Nonetheless, was it possible to find a way around the strictures of Act? There is a clause in it which allows the local authorities powers of exemption if the building is "unlikely to endanger people" or other buildings. There is plenty of room for interpretation there. Of course, there are risks in a tree house and from children falling. But there is wriggle room in the words "unlikely" and "endanger".
The children climbed the plum tree before the house was built, and there were no platform or safety rails then.
The other way out of the clutches of the Act is via the exemption for "private household playground equipment". The problem here is that "no part of the equipment" can exceed 3m above the supporting ground level. But, again ironically, it is the safety rail on the house that pushes 20cm past the 3m. Remove the rail and the house would be less safe but perhaps complying. Perhaps rails might be secured across the tree but separate from the structure.
The council, sensibly, says it will not be cracking down on tree houses and only followed up complaints. That was not much use, though, to the Mosgiel family.
Janice Norman-Oke, speaking for her family, and herself a health and safety consultant, has said her father, who built the house, is not fit at the moment to take it down.
However, the council staff and Cr Mike Lord, this week came up with a sagacious solution to take the heat from the issue. Cr Lord and Mosgiel Rotary Club members will rebuild the tree house to make sure it meets building code requirements.
Here's hoping, therefore, that people do not complain about other tree houses. This "solution" is wonderful for the Oke family but might be hard to replicate repeatedly.
If the children fall from the tree house, even if it is rebuilt slightly lower, they will be hurt. From 2m-plus they could easily break bones. In that sense they are "endangered".
But part of growing up should be testing limits, learning about risks and experiencing them. Rather than "endangering" them, children acquire knowledge about the world that makes them safer. It is far better to learn the consequences of heights and bangs and misjudgements as they grow up than think themselves bullet-proof in their teens in a car travelling far too fast.
The real world is a far better teacher and far more realistic than e-games, movies or cartoons.
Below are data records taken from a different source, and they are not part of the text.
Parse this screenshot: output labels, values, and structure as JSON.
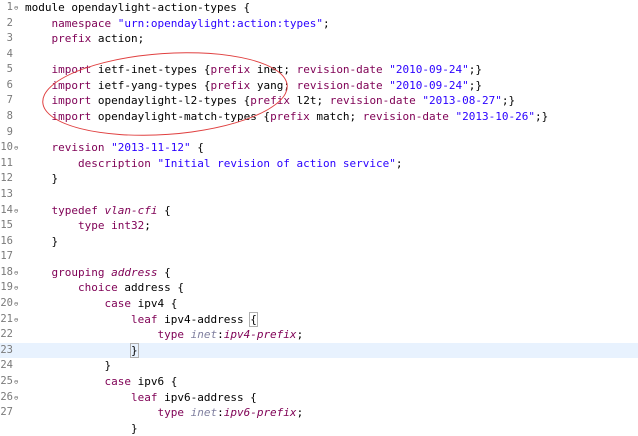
{
  "editor": {
    "lines": [
      {
        "n": "1",
        "fold": "⊖",
        "parts": [
          [
            "plain",
            "module opendaylight-action-types {"
          ]
        ]
      },
      {
        "n": "2",
        "fold": "",
        "parts": [
          [
            "plain",
            "    "
          ],
          [
            "kw",
            "namespace"
          ],
          [
            "plain",
            " "
          ],
          [
            "str",
            "\"urn:opendaylight:action:types\""
          ],
          [
            "plain",
            ";"
          ]
        ]
      },
      {
        "n": "3",
        "fold": "",
        "parts": [
          [
            "plain",
            "    "
          ],
          [
            "kw",
            "prefix"
          ],
          [
            "plain",
            " action;"
          ]
        ]
      },
      {
        "n": "4",
        "fold": "",
        "parts": []
      },
      {
        "n": "5",
        "fold": "",
        "parts": [
          [
            "plain",
            "    "
          ],
          [
            "kw",
            "import"
          ],
          [
            "plain",
            " ietf-inet-types {"
          ],
          [
            "kw",
            "prefix"
          ],
          [
            "plain",
            " inet; "
          ],
          [
            "kw",
            "revision-date"
          ],
          [
            "plain",
            " "
          ],
          [
            "str",
            "\"2010-09-24\""
          ],
          [
            "plain",
            ";}"
          ]
        ]
      },
      {
        "n": "6",
        "fold": "",
        "parts": [
          [
            "plain",
            "    "
          ],
          [
            "kw",
            "import"
          ],
          [
            "plain",
            " ietf-yang-types {"
          ],
          [
            "kw",
            "prefix"
          ],
          [
            "plain",
            " yang; "
          ],
          [
            "kw",
            "revision-date"
          ],
          [
            "plain",
            " "
          ],
          [
            "str",
            "\"2010-09-24\""
          ],
          [
            "plain",
            ";}"
          ]
        ]
      },
      {
        "n": "7",
        "fold": "",
        "parts": [
          [
            "plain",
            "    "
          ],
          [
            "kw",
            "import"
          ],
          [
            "plain",
            " opendaylight-l2-types {"
          ],
          [
            "kw",
            "prefix"
          ],
          [
            "plain",
            " l2t; "
          ],
          [
            "kw",
            "revision-date"
          ],
          [
            "plain",
            " "
          ],
          [
            "str",
            "\"2013-08-27\""
          ],
          [
            "plain",
            ";}"
          ]
        ]
      },
      {
        "n": "8",
        "fold": "",
        "parts": [
          [
            "plain",
            "    "
          ],
          [
            "kw",
            "import"
          ],
          [
            "plain",
            " opendaylight-match-types {"
          ],
          [
            "kw",
            "prefix"
          ],
          [
            "plain",
            " match; "
          ],
          [
            "kw",
            "revision-date"
          ],
          [
            "plain",
            " "
          ],
          [
            "str",
            "\"2013-10-26\""
          ],
          [
            "plain",
            ";}"
          ]
        ]
      },
      {
        "n": "9",
        "fold": "",
        "parts": []
      },
      {
        "n": "10",
        "fold": "⊖",
        "parts": [
          [
            "plain",
            "    "
          ],
          [
            "kw",
            "revision"
          ],
          [
            "plain",
            " "
          ],
          [
            "str",
            "\"2013-11-12\""
          ],
          [
            "plain",
            " {"
          ]
        ]
      },
      {
        "n": "11",
        "fold": "",
        "parts": [
          [
            "plain",
            "        "
          ],
          [
            "kw",
            "description"
          ],
          [
            "plain",
            " "
          ],
          [
            "str",
            "\"Initial revision of action service\""
          ],
          [
            "plain",
            ";"
          ]
        ]
      },
      {
        "n": "12",
        "fold": "",
        "parts": [
          [
            "plain",
            "    }"
          ]
        ]
      },
      {
        "n": "13",
        "fold": "",
        "parts": []
      },
      {
        "n": "14",
        "fold": "⊖",
        "parts": [
          [
            "plain",
            "    "
          ],
          [
            "kw",
            "typedef"
          ],
          [
            "plain",
            " "
          ],
          [
            "italic-type",
            "vlan-cfi"
          ],
          [
            "plain",
            " {"
          ]
        ]
      },
      {
        "n": "15",
        "fold": "",
        "parts": [
          [
            "plain",
            "        "
          ],
          [
            "kw",
            "type"
          ],
          [
            "plain",
            " "
          ],
          [
            "kw",
            "int32"
          ],
          [
            "plain",
            ";"
          ]
        ]
      },
      {
        "n": "16",
        "fold": "",
        "parts": [
          [
            "plain",
            "    }"
          ]
        ]
      },
      {
        "n": "17",
        "fold": "",
        "parts": []
      },
      {
        "n": "18",
        "fold": "⊖",
        "parts": [
          [
            "plain",
            "    "
          ],
          [
            "kw",
            "grouping"
          ],
          [
            "plain",
            " "
          ],
          [
            "italic-type",
            "address"
          ],
          [
            "plain",
            " {"
          ]
        ]
      },
      {
        "n": "19",
        "fold": "⊖",
        "parts": [
          [
            "plain",
            "        "
          ],
          [
            "kw",
            "choice"
          ],
          [
            "plain",
            " address {"
          ]
        ]
      },
      {
        "n": "20",
        "fold": "⊖",
        "parts": [
          [
            "plain",
            "            "
          ],
          [
            "kw",
            "case"
          ],
          [
            "plain",
            " ipv4 {"
          ]
        ]
      },
      {
        "n": "21",
        "fold": "⊖",
        "parts": [
          [
            "plain",
            "                "
          ],
          [
            "kw",
            "leaf"
          ],
          [
            "plain",
            " ipv4-address "
          ],
          [
            "box",
            "{"
          ]
        ]
      },
      {
        "n": "22",
        "fold": "",
        "parts": [
          [
            "plain",
            "                    "
          ],
          [
            "kw",
            "type"
          ],
          [
            "plain",
            " "
          ],
          [
            "prefix",
            "inet"
          ],
          [
            "plain",
            ":"
          ],
          [
            "italic-type",
            "ipv4-prefix"
          ],
          [
            "plain",
            ";"
          ]
        ]
      },
      {
        "n": "23",
        "fold": "",
        "current": true,
        "parts": [
          [
            "plain",
            "                "
          ],
          [
            "box",
            "}"
          ],
          [
            "cursor",
            ""
          ]
        ]
      },
      {
        "n": "24",
        "fold": "",
        "parts": [
          [
            "plain",
            "            }"
          ]
        ]
      },
      {
        "n": "25",
        "fold": "⊖",
        "parts": [
          [
            "plain",
            "            "
          ],
          [
            "kw",
            "case"
          ],
          [
            "plain",
            " ipv6 {"
          ]
        ]
      },
      {
        "n": "26",
        "fold": "⊖",
        "parts": [
          [
            "plain",
            "                "
          ],
          [
            "kw",
            "leaf"
          ],
          [
            "plain",
            " ipv6-address {"
          ]
        ]
      },
      {
        "n": "27",
        "fold": "",
        "parts": [
          [
            "plain",
            "                    "
          ],
          [
            "kw",
            "type"
          ],
          [
            "plain",
            " "
          ],
          [
            "prefix",
            "inet"
          ],
          [
            "plain",
            ":"
          ],
          [
            "italic-type",
            "ipv6-prefix"
          ],
          [
            "plain",
            ";"
          ]
        ]
      },
      {
        "n": "",
        "fold": "",
        "parts": [
          [
            "plain",
            "                }"
          ]
        ]
      }
    ]
  },
  "annotation": {
    "color": "#e04040",
    "shape": "ellipse"
  }
}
Wrapping children in cotton wool does them no favours.
Adventures, and the stimulation of imagination and personal interaction, like those from fun with the Mosgiel tree house, are to be encouraged not squashed.